Tayaba Nicholson has been making a major difference in mental health since her student days.
For Tayaba Nicholson, building awareness of mental health wasn’t just part of her nursing degree - it was about making a real difference for all the students at the University of Manchester, where she was studying.
Last year she won the Endsleigh NUS Student of the Year Award, presented at the University of Leeds, for setting up the Mental Wealth Matters student union society.She established the society at the end of her second year after the suicide of a fellow student. “The death was shocking; however, it spurred me on, as I knew the student was trying to set up something similar,” she says.
The aims were to promote positive wellbeing and encourage students to talk about mental health. Ms Nicholson organised campaigns and events in and around the university, choosing aspects of life that students could relate to, such as stress and depression.
“There are so many pressures like writing essays, living with people you don’t know and cooking for yourself. It is about making people think about mental health and how you look after it,” she says.
Ms Nicholson stresses that sometimes students just feel down in the dumps and need a boost. She got students to write upbeat messages on luggage tags and attach them around the campus. If someone was feeling down, they could pick one up. “My favourite was ‘You think I ain’t worth the dollar but I feel like a millionaire’,” she says.
The society’s team of around 10 motivated members also ran film nights, gardening projects and discussions.
“The creativity and innovative projects that we could run on a small budget with a big impact gave us a platform to raise awareness,” she says. “Discussions allowed some honesty and interesting stories to emerge, which made me and the other attendees think about mental health.”
When Ms Nicholson decided to specialise in mental health, she was working on an acute ward at North Manchester General Hospital with patients who had been sectioned. It was difficult for her to understand why they were locked up. However, as the course progressed, she recognised that it was appropriate in some circumstances.
“There are aspects of mental health that are challenging, where you feel you are taking someone’s basic human rights away, but you have to weigh this up with their protection and safety,” she says.
“Prior to the course, I had no insight into it and while studying I realised how our mental health system is hidden from the public.”
Ms Nicholson originally wanted to go into adult or children’s nursing but realised during lectures she was more interested in mental health. “I’m glad I didn’t go into adult nursing because I don’t like blood,” she adds.
Since January, she has been working as a staff nurse on a rehabilitation ward at Greater Manchester West Mental Health Foundation Trust in Prestwich.
“I have become a practitioner with responsibility and making decisions about someone’s health can be daunting,” she says. “The changeover from student to staff nurse is a steep learning curve and should not be underestimated.”
When some patients are ready to go back into the community, it is a big step for them.
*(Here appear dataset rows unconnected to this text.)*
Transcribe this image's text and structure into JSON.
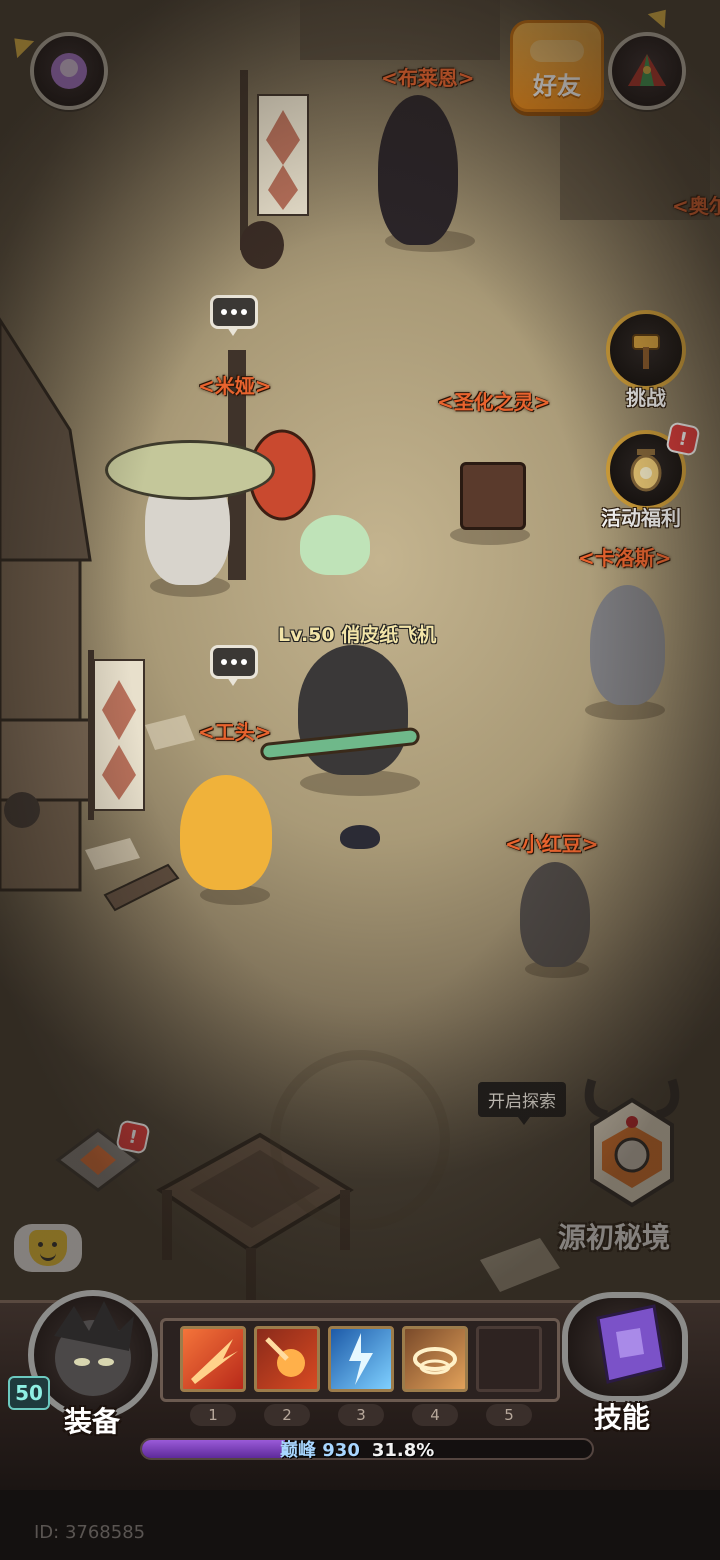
{
  "top_bar": {
    "friend_label": "好友"
  },
  "npcs": [
    {
      "key": "bulaien",
      "name": "<布莱恩>"
    },
    {
      "key": "ao",
      "name": "<奥尔"
    },
    {
      "key": "miya",
      "name": "<米娅>"
    },
    {
      "key": "shenghua",
      "name": "<圣化之灵>"
    },
    {
      "key": "kaluosi",
      "name": "<卡洛斯>"
    },
    {
      "key": "gongtou",
      "name": "<工头>"
    },
    {
      "key": "xiaohongdou",
      "name": "<小红豆>"
    }
  ],
  "player": {
    "name_tag": "Lv.50 俏皮纸飞机"
  },
  "side_buttons": {
    "challenge_label": "挑战",
    "event_label": "活动福利",
    "event_alert": "!"
  },
  "explore": {
    "tooltip": "开启探索",
    "dungeon_label": "源初秘境"
  },
  "hud": {
    "level": "50",
    "equip_label": "装备",
    "skills_label": "技能",
    "slots": [
      "1",
      "2",
      "3",
      "4",
      "5"
    ],
    "xp_label": "巅峰 930",
    "xp_percent": "31.8%",
    "xp_fraction": 0.318,
    "accent_color": "#9a5ad8"
  },
  "footer": {
    "user_id": "ID: 3768585"
  },
  "misc": {
    "crystal_alert": "!"
  }
}
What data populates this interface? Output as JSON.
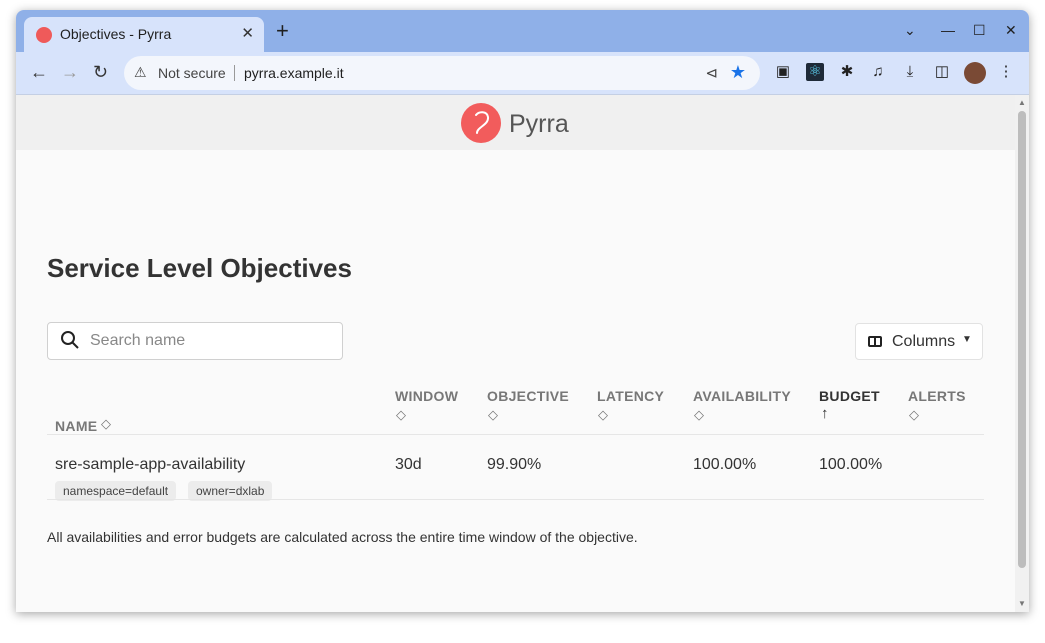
{
  "browser": {
    "tab_title": "Objectives - Pyrra",
    "tab_close": "✕",
    "new_tab": "+",
    "window_controls": {
      "dropdown": "⌄",
      "minimize": "—",
      "maximize": "☐",
      "close": "✕"
    },
    "omnibox": {
      "security_label": "Not secure",
      "url": "pyrra.example.it"
    },
    "icons": [
      "back-icon",
      "forward-icon",
      "reload-icon",
      "warning-icon",
      "share-icon",
      "star-icon",
      "extension-icons",
      "download-icon",
      "sidepanel-icon",
      "avatar",
      "menu-icon"
    ]
  },
  "app": {
    "logo_text": "Pyrra",
    "page_title": "Service Level Objectives",
    "search": {
      "placeholder": "Search name"
    },
    "columns_button": "Columns",
    "table": {
      "headers": {
        "name": "NAME",
        "window": "WINDOW",
        "objective": "OBJECTIVE",
        "latency": "LATENCY",
        "availability": "AVAILABILITY",
        "budget": "BUDGET",
        "alerts": "ALERTS"
      },
      "sorted_by": "budget",
      "rows": [
        {
          "name": "sre-sample-app-availability",
          "labels": [
            "namespace=default",
            "owner=dxlab"
          ],
          "window": "30d",
          "objective": "99.90%",
          "latency": "",
          "availability": "100.00%",
          "budget": "100.00%",
          "alerts": ""
        }
      ]
    },
    "footnote": "All availabilities and error budgets are calculated across the entire time window of the objective."
  },
  "colors": {
    "brand": "#f25c5c",
    "chrome_frame": "#8fb0e8",
    "chrome_toolbar": "#d7e3fb",
    "star": "#1a73e8"
  }
}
Probably one of the most rewarding parts of Ms Nicholson’s job is to see them leave and go back to their lives.
Ms Nicholson hopes to do more campaigning. “I built a good relationship with PAPYRUS [which works to prevent suicide in young people] while running Mental Wealth Matters and hope to continue working with them.”